## Exercise details
Please write out the listing exactly, leaving each picture out.

## Material for the task
....................

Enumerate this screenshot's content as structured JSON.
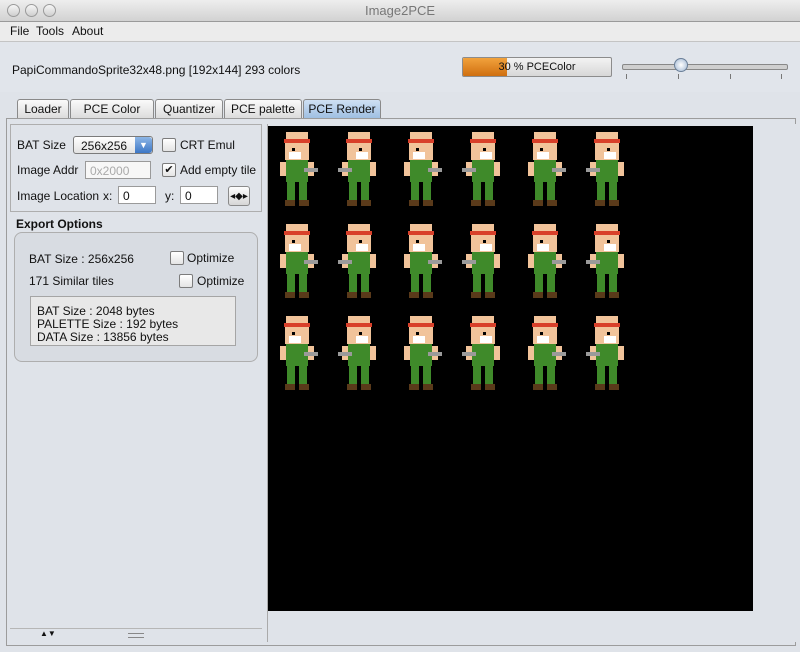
{
  "window": {
    "title": "Image2PCE"
  },
  "menu": {
    "file": "File",
    "tools": "Tools",
    "about": "About"
  },
  "info": {
    "filename": "PapiCommandoSprite32x48.png [192x144] 293 colors",
    "progress_label": "30 % PCEColor",
    "progress_value": 30,
    "slider_value": 0.35
  },
  "tabs": [
    {
      "label": "Loader"
    },
    {
      "label": "PCE Color"
    },
    {
      "label": "Quantizer"
    },
    {
      "label": "PCE palette"
    },
    {
      "label": "PCE Render"
    }
  ],
  "active_tab": "PCE Render",
  "settings": {
    "bat_size_label": "BAT Size",
    "bat_size_value": "256x256",
    "crt_emul_label": "CRT Emul",
    "crt_emul_checked": false,
    "image_addr_label": "Image Addr",
    "image_addr_placeholder": "0x2000",
    "add_empty_tile_label": "Add empty tile",
    "add_empty_tile_checked": true,
    "image_location_label": "Image Location",
    "x_label": "x:",
    "x_value": "0",
    "y_label": "y:",
    "y_value": "0"
  },
  "export": {
    "header": "Export Options",
    "bat_size_text": "BAT Size : 256x256",
    "optimize_label_1": "Optimize",
    "similar_tiles": "171 Similar tiles",
    "optimize_label_2": "Optimize",
    "bat_bytes": "BAT Size : 2048 bytes",
    "palette_bytes": "PALETTE Size : 192 bytes",
    "data_bytes": "DATA Size : 13856 bytes"
  },
  "colors": {
    "skin": "#f1c39a",
    "headband": "#d8402a",
    "uniform": "#3f8a2a",
    "boots": "#5a3a1a",
    "gun": "#9a9a9a"
  }
}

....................

## Answer
Enumerate this screenshot's content as structured JSON.
{
  "window": {
    "title": "Image2PCE"
  },
  "menu": {
    "file": "File",
    "tools": "Tools",
    "about": "About"
  },
  "info": {
    "filename": "PapiCommandoSprite32x48.png [192x144] 293 colors",
    "progress_label": "30 % PCEColor",
    "progress_value": 30,
    "slider_value": 0.35
  },
  "tabs": [
    {
      "label": "Loader"
    },
    {
      "label": "PCE Color"
    },
    {
      "label": "Quantizer"
    },
    {
      "label": "PCE palette"
    },
    {
      "label": "PCE Render"
    }
  ],
  "active_tab": "PCE Render",
  "settings": {
    "bat_size_label": "BAT Size",
    "bat_size_value": "256x256",
    "crt_emul_label": "CRT Emul",
    "crt_emul_checked": false,
    "image_addr_label": "Image Addr",
    "image_addr_placeholder": "0x2000",
    "add_empty_tile_label": "Add empty tile",
    "add_empty_tile_checked": true,
    "image_location_label": "Image Location",
    "x_label": "x:",
    "x_value": "0",
    "y_label": "y:",
    "y_value": "0"
  },
  "export": {
    "header": "Export Options",
    "bat_size_text": "BAT Size : 256x256",
    "optimize_label_1": "Optimize",
    "similar_tiles": "171 Similar tiles",
    "optimize_label_2": "Optimize",
    "bat_bytes": "BAT Size : 2048 bytes",
    "palette_bytes": "PALETTE Size : 192 bytes",
    "data_bytes": "DATA Size : 13856 bytes"
  },
  "colors": {
    "skin": "#f1c39a",
    "headband": "#d8402a",
    "uniform": "#3f8a2a",
    "boots": "#5a3a1a",
    "gun": "#9a9a9a"
  }
}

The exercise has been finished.